• [TASK DETAILS]:
Go through the records below and show every line with the string "postagem".

• [SOURCE INFORMATION]:
╭──

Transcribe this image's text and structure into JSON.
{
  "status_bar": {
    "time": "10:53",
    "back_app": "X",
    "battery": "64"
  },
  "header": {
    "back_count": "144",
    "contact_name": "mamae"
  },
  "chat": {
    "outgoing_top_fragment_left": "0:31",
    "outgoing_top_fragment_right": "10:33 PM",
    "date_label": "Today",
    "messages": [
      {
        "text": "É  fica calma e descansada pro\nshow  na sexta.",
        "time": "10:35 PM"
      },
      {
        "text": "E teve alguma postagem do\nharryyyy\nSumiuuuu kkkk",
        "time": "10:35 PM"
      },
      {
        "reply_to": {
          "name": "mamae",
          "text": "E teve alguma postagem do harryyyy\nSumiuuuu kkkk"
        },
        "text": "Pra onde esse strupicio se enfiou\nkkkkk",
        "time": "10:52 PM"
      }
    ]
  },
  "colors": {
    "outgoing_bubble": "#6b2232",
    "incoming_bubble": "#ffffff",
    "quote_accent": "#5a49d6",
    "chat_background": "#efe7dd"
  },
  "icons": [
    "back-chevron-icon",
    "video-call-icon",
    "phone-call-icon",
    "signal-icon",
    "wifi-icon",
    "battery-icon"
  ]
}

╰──

• [SOLUTION TO THE EXERCISE]:
        "text": "E teve alguma postagem do\nharryyyy\nSumiuuuu kkkk",
          "text": "E teve alguma postagem do harryyyy\nSumiuuuu kkkk"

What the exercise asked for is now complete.